Help Scout is a globally distributed B-Corp and customer service product, that has been around for almost a decade. During that time, Leah Knobler played no small part in growing their team and operations to over 110 people. In our interview, we talk about hiring for remote positions, how Covid-19 impacts remote-first businesses and how communication works in a larger remote team.
"We get to hire amazing talent without being limited by geography"
Hey Leah, thanks for having this talk with us! You are the Director of Talent Acquisition at Help Scout, a well-known remote-first company. Can you tell us more about Help Scout, to start things off?
Help Scout makes customer support tools that are helpful and human! We’re about 110 people all over the world and we’re also a Certified B Corp, which means we’re serious when we say we care about profit and purpose. We’ve been a remote-first company since we started about 9 years ago.
What do you do in your position as Director of Talent Acquisition?
I run all things relating to talent acquisition – recruiting, hiring, and employer brand – sprinkled with some fun remote culture stuff on top. On any given day, I’m on the lookout for our next great teammate, running a hiring process, writing for our company blog, or making videos to keep our remote team connected and engaged.
What are the challenges in recruiting, hiring and onboarding remote talent? How do you overcome them?
Similar challenges in recruiting, hiring, and onboarding exist whether you’re remote or co-located! But I think being a remote team actually gives us the advantage when it comes to recruiting and hiring. We get to hire amazing talent without being limited by geography!
Remote onboarding can be a challenge if you aren’t extremely thoughtful and intentional in how you set up a new teammate. While it’s certainly nice to onboard in person at an office, it isn’t essential, and I think the pandemic has proven that.
"We still believe some things are best left to be done in real time"
Help Scout operates fully remotely. Why? Wouldn’t it be easier to have everything centralized?
Our co-founders wanted to be able to hire great people anywhere while also optimizing for work/life balance! You don’t need to have your people all in the same physical location in order for centralization. We have shared tools and a knowledge base where everyone in the company knows to go to find answers and document decisions.
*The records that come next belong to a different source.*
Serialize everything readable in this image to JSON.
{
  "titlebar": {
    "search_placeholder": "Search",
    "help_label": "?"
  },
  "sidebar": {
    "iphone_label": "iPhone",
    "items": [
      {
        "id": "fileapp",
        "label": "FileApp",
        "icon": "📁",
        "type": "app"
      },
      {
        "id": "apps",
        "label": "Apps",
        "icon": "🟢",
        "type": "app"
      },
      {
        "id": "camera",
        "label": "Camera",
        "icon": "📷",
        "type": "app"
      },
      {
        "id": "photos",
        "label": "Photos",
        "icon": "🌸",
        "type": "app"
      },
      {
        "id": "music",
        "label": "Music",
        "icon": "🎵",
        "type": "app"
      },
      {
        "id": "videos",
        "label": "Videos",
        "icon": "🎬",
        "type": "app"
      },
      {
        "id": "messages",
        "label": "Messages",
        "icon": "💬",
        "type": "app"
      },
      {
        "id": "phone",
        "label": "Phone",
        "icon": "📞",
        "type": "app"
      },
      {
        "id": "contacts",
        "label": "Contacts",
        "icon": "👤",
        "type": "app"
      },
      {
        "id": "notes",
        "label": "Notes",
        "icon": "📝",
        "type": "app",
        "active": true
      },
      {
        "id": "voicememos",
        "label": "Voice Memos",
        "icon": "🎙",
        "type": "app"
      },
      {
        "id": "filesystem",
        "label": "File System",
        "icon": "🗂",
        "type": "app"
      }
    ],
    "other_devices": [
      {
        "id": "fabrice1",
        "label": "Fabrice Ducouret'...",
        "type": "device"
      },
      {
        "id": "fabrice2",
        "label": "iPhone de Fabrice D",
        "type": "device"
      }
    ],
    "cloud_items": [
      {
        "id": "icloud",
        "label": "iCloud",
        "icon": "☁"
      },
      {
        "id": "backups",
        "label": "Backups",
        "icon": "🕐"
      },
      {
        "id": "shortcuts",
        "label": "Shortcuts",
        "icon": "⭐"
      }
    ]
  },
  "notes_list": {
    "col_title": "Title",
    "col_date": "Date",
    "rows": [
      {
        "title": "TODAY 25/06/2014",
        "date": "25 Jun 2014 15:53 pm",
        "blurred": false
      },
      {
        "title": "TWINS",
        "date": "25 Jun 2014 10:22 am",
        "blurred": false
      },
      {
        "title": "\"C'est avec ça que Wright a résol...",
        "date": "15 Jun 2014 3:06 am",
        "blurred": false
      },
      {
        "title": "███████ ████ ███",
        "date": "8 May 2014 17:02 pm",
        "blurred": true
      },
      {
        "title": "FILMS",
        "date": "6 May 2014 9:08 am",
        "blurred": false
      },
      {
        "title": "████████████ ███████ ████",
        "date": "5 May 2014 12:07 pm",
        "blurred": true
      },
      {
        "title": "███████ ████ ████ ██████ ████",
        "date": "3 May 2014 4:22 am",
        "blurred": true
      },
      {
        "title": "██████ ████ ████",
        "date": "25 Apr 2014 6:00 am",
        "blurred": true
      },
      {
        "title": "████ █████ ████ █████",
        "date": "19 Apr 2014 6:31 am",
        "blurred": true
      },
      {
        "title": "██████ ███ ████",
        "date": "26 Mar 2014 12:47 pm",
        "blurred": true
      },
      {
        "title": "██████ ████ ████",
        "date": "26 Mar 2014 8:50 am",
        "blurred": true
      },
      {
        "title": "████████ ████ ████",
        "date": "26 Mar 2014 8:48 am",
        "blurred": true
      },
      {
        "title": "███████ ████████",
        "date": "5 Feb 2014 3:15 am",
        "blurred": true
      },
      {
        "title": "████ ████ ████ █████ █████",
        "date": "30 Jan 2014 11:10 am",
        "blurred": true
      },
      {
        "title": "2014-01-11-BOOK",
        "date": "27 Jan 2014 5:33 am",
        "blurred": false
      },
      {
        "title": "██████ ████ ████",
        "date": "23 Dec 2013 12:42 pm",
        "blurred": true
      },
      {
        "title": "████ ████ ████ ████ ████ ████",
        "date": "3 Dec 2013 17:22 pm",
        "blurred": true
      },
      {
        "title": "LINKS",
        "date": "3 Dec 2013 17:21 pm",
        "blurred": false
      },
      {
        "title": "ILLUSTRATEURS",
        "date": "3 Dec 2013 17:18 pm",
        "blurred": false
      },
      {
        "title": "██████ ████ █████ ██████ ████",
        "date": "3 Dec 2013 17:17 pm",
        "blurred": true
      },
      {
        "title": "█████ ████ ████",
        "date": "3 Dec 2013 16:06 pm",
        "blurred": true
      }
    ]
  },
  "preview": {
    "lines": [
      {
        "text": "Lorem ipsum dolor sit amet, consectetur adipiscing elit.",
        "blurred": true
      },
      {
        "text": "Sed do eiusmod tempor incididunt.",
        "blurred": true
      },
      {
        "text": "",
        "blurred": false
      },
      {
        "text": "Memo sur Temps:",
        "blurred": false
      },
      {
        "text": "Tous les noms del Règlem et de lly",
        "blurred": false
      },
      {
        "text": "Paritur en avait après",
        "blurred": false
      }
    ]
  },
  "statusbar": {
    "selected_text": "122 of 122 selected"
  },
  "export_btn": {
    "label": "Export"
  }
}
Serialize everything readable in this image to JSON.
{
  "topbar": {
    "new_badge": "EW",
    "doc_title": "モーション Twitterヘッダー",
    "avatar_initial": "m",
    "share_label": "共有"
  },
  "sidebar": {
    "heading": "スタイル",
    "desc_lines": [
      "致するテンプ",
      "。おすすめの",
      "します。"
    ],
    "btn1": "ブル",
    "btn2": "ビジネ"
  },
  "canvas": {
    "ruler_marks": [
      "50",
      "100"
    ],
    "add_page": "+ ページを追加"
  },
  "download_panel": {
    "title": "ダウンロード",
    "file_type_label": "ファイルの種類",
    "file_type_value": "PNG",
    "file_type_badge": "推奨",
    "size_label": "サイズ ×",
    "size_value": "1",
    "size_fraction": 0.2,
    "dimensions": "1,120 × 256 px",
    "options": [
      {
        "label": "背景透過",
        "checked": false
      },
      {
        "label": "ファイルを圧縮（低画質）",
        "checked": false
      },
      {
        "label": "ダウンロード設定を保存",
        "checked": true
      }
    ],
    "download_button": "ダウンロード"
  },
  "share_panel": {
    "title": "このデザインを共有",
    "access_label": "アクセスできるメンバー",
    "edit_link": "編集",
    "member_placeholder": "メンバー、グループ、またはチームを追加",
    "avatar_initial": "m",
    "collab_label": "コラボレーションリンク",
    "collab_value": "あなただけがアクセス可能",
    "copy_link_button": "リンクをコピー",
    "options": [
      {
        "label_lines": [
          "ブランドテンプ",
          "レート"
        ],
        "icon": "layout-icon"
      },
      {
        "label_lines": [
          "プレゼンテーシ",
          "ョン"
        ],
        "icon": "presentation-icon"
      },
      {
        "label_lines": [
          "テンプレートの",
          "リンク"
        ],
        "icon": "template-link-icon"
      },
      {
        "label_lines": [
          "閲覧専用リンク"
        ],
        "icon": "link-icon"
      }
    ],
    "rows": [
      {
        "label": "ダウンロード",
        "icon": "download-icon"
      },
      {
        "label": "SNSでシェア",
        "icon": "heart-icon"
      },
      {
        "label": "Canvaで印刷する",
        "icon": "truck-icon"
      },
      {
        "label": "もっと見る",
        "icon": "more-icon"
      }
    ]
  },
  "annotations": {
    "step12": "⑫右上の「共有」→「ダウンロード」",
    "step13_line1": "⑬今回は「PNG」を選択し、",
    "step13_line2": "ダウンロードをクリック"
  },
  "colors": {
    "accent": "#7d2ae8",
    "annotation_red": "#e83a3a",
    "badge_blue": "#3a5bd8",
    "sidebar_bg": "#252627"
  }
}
What role does the headquarter office in Boston play at Help Scout? What percentage of the team goes there? What is the space usually used for?
Ironic timing! We’ve decided to sublet our Boston office space for the year since it’s unclear how long the pandemic will last. Before COVID, we did enjoy using the space for onboarding new hires, small team meetups, and of course regular work.
With your team being fully distributed across the globe, how does communication work at Help Scout?
We have very detailed “communication guidelines” that shape our norms and expectations around how we communicate as a company. It covers everything from our guiding principles, to Slack best practices, to how to use your Google calendar. It really helps to get granular about these things so that we reduce confusion and maximize clarity.
We’re in Slack every day, which serves as the space for chatter about work as well as fun. While we love asynchronous communication, we still very much believe that there are some things best left for doing together in real time over Zoom, such as kicking off new projects or giving hard feedback.
How has COVID-19 impacted your business? Which new challenges arose?
It was hard to know how COVID-19 would impact the business so we changed course quickly and really made conservative plans. We were about 10 days away from our spring retreat in Dubin, Ireland when we had to make the really difficult decision to cancel the entire thing. But the pandemic has also inspired us to be creative, and we pivoted to virtual retreats as a short-term, effective replacement.
What has been the best part of being an all-remote company? What has been the worst?
One of my favorite things about being part of a remote company is the freedom and flexibility I have to work from just about anywhere so long as there’s a reliable internet connection! It’s also very special to have work friends all over the world and to learn from each other.
No worst parts! The only hard thing is not being able to see each other as much as we’d like.
If you could give one piece of advice to all businesses which were forced to become remote organizations in the past few months, what would it be?
Be intentional about everything – how you communicate, how you celebrate your wins, how you document decisions, how information is shared, how you build connection and engagement. You really need to think through each of these so that your company can work together successfully. And of course, hire People Ops people to help!
Where can we find out more about your and Help Scout?